Very dry and maybe viniger or something else not really sure (don’t know much about wine flavor lingo )
Brian, leaving the wine sitting on sediment too long can cause off flavors. Having excessive amounts of sediment in contact with the wine over extended periods of time can cause off-flavors to become noticeable in the resulting wine. Most of the off-flavors stem from the fact that some of the active yeast cells will try to consume the dead yeast cells the lie at the bottom as the sugar starts to run out. This is a process known as autolysis. For more information I would take a look at the article posted below for more information.
When To Rack Into Secondary Fermenter
I just completed primary fermentation on a batch of black cherry wine. 20 lbs of cherries in 5 gallons of water, sugar to sg 1.097. 71B yeast. The final sg was .996. I sampled it while racking into the secondary, and it’s very sour. Like, lemon sour. All the sugar is gone, so there’s just sour cherry flavor. Will back-sweetening once it’s cleared correct this? I’m concerned I’ll end with a wine that’s akin to lemonade. A sour flavor, yet sugary.
Michael, it could be that the wine is high in acid and that is why it tastes sour. I would recommend testing the acid of the wine. If the acid is within the appropriate range then it may just be that it is a dry and back-sweetening can help.
My wine doesn’t taste balanced it seems to be acidic but the ph is perfect for a red, tannins and oak are noted just the acid needs to be softened.
It is possible for a wine in a normal pH range to be too tart/sharp tasting. This is because pH does not directly correlate to acidic taste. Some acid that affect the pH don’t affect the flavor all that much. I would suggest treating the wine with potassium bicarbonate to lower the acidic flavor. Here’s more information on this:
In Plain English: The Difference Between pH and Titratable Acidity In Wine
I have an abundance of paw paw fruit growing on my property and decided to try making it into wine. I followed a recipe for peaches since I couldn’t find one for paw paws. Fermentation went well. Took about 4 weeks. I strained the fruit from the liquid and took a hydrometer reading and got a reading of .0997 and an alcohol reading of 6. I just used bread yeast since I wasn’t sure how paw paws would do with wine. The liquid is very cloudy and really has no taste. It’s rather dry and tart but not vinegary. Smells good but I’m not sure where I go from here. Comments and suggestions……

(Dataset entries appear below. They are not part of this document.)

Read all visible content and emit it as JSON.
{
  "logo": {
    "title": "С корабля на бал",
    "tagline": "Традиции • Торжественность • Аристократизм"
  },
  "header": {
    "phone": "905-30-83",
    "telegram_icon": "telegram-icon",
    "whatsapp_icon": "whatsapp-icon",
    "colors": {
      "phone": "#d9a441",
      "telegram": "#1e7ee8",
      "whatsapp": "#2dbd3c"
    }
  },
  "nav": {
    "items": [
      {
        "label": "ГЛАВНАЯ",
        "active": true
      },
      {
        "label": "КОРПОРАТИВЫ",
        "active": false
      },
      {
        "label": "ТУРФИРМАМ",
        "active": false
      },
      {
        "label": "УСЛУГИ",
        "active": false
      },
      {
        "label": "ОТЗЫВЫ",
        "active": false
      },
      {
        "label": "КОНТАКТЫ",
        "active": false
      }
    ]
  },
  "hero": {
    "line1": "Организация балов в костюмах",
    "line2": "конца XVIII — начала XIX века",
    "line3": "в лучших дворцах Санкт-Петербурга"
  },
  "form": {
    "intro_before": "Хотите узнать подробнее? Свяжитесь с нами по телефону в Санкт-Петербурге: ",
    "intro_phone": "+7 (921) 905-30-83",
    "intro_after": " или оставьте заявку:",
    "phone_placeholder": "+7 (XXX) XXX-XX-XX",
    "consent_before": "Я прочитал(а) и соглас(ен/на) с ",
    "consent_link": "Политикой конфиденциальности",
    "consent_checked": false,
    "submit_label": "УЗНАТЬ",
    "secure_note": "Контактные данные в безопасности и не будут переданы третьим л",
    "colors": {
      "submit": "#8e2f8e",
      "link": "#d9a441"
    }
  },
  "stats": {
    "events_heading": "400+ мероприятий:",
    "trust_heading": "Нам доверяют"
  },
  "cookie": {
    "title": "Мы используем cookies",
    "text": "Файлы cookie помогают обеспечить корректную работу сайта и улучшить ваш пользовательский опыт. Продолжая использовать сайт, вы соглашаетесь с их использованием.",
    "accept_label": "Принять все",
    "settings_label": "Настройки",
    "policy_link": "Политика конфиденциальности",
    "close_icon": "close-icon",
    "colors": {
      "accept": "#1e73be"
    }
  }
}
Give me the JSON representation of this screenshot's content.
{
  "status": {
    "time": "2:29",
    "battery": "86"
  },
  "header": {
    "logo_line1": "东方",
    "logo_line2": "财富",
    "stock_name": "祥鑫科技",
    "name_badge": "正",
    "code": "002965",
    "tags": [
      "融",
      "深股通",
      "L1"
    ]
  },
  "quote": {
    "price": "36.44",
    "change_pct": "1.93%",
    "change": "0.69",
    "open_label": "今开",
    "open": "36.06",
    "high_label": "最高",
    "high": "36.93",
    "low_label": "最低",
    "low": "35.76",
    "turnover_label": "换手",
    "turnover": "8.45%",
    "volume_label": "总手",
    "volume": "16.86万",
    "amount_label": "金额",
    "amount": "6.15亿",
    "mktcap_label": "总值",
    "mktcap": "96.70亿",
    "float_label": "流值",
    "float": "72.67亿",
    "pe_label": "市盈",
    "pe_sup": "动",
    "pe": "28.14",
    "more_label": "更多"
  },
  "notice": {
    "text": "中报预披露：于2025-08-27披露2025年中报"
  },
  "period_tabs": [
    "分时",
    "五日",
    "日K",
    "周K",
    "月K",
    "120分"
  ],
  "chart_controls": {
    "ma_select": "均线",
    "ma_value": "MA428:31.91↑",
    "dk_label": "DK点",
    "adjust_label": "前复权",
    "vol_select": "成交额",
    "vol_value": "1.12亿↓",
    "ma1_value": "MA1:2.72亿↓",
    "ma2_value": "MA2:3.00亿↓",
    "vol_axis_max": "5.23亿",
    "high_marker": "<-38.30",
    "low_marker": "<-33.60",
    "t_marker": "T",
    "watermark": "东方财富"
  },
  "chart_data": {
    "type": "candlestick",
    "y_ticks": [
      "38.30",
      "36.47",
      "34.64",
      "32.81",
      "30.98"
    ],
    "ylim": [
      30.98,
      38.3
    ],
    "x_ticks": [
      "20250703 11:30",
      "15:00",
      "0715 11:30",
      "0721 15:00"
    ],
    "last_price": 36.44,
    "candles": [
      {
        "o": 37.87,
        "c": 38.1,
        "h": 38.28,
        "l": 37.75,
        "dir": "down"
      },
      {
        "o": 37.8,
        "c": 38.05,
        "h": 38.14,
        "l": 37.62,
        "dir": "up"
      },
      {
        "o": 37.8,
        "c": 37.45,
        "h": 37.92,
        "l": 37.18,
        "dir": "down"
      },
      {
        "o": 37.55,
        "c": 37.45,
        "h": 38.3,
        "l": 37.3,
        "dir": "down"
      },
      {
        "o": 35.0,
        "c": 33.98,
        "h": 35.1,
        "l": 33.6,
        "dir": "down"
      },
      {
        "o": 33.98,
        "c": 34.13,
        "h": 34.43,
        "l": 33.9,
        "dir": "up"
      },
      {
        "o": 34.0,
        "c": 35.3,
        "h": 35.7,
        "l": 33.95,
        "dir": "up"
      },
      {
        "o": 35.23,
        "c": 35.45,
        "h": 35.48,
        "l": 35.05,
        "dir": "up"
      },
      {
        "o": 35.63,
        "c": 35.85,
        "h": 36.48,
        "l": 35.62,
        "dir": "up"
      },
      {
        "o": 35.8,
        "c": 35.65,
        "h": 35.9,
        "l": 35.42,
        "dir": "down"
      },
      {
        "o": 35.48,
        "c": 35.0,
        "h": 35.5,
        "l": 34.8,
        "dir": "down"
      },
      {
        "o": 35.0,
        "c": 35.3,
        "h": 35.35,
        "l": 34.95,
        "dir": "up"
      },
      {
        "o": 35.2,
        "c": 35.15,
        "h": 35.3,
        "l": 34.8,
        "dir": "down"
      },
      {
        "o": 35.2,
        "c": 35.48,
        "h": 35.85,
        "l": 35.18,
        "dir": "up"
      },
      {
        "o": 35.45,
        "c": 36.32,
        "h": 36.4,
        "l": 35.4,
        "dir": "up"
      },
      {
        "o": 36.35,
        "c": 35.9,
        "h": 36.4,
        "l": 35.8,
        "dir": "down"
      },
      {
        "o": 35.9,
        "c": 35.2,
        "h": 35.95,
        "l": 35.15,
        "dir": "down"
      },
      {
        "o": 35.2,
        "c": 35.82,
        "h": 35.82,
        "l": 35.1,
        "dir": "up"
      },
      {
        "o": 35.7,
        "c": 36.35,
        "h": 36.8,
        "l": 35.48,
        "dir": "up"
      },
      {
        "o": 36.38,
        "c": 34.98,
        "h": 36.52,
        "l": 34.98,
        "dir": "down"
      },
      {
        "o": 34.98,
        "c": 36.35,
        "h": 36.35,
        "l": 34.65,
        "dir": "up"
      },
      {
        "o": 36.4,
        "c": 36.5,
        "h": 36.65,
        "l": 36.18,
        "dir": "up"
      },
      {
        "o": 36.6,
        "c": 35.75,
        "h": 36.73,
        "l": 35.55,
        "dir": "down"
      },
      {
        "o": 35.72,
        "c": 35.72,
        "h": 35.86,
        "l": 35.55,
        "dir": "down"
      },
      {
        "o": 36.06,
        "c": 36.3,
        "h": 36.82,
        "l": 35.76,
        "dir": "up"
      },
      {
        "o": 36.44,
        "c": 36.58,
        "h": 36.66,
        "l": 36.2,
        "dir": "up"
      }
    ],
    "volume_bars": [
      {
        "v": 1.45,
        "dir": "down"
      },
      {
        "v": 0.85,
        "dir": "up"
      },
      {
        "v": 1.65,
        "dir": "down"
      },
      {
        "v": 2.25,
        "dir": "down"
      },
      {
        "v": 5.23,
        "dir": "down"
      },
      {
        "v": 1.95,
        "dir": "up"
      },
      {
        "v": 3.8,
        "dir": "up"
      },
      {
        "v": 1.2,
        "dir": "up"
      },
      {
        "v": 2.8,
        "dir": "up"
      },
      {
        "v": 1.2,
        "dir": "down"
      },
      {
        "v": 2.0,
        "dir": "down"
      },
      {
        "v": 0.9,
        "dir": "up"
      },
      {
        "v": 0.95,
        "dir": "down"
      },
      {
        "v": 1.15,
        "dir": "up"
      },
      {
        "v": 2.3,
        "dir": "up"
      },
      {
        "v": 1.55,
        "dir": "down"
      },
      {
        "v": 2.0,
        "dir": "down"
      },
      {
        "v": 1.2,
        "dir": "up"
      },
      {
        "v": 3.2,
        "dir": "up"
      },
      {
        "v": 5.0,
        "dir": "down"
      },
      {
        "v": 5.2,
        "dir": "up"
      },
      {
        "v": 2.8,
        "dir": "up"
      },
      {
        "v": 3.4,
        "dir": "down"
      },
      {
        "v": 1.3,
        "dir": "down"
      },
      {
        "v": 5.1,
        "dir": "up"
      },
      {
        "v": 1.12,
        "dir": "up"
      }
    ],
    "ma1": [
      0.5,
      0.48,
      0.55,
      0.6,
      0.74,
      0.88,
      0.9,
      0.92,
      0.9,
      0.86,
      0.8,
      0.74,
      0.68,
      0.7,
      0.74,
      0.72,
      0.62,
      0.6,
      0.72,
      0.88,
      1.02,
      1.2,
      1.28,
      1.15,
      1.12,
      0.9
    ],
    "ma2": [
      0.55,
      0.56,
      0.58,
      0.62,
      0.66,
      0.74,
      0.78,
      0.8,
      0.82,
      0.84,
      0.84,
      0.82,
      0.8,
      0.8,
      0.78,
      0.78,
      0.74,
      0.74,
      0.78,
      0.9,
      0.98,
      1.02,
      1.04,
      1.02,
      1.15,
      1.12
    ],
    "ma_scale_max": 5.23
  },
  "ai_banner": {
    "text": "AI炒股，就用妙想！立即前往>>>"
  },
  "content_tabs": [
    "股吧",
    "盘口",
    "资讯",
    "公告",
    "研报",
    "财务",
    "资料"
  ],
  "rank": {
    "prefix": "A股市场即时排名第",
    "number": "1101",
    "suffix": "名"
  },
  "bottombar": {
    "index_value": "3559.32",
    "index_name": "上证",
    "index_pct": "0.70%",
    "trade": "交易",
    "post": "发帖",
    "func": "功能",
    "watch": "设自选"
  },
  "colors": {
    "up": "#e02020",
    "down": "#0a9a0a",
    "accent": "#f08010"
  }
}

Jerry, when the fermentation is complete it is normal for the wine to be dry and could be why it does not have much flavor at this point. Back-sweetening the wine will help bring back the fruity flavors. Regarding the wine being cloudy, there are a few reasons this can occur as listed in the article posted below. If the wine is tart, it may be too high in acid and you need to reduce the acidity. We have posted an article below on how to adjust the acid.
Getting A Handle On Wine Acidity
I started a batch of watermelon from pressed watermelon juice. Started aggressive and in 4 days is 14% and kept temp at 66′. Has a slight sourness to it. Do you think it’s bad or just needs time to age?
Ryan, it is normal for the wine to not taste it’s best at this point in the process and aging will help. However, if it tastes sour, i would check the acid to see if it is too high.
My first batch of wine. My dad says it tastes sharp. How do I fix it ? The color looks good and clearing very well.
Dana, if the wine tastes sharp it may be high in acid. The following article will explain how to test the acid level and how to correct the acid if it is too high or too low.
Getting a Handle On Wine Acidity
This is day 10 fermenting 1 gallon of rice wine, I got the recipe on YouTube from a Mongolian I think it was.
N E way, it has just about quit fermenting, it tastes very dry, and a little about. But it doesn’t smell like vinegar, I used alpha enzyme and no sugar, I think I should bottle it now but I’m not sure. One things for sure if it doesn’t taste better I’ll be the only one drinking it.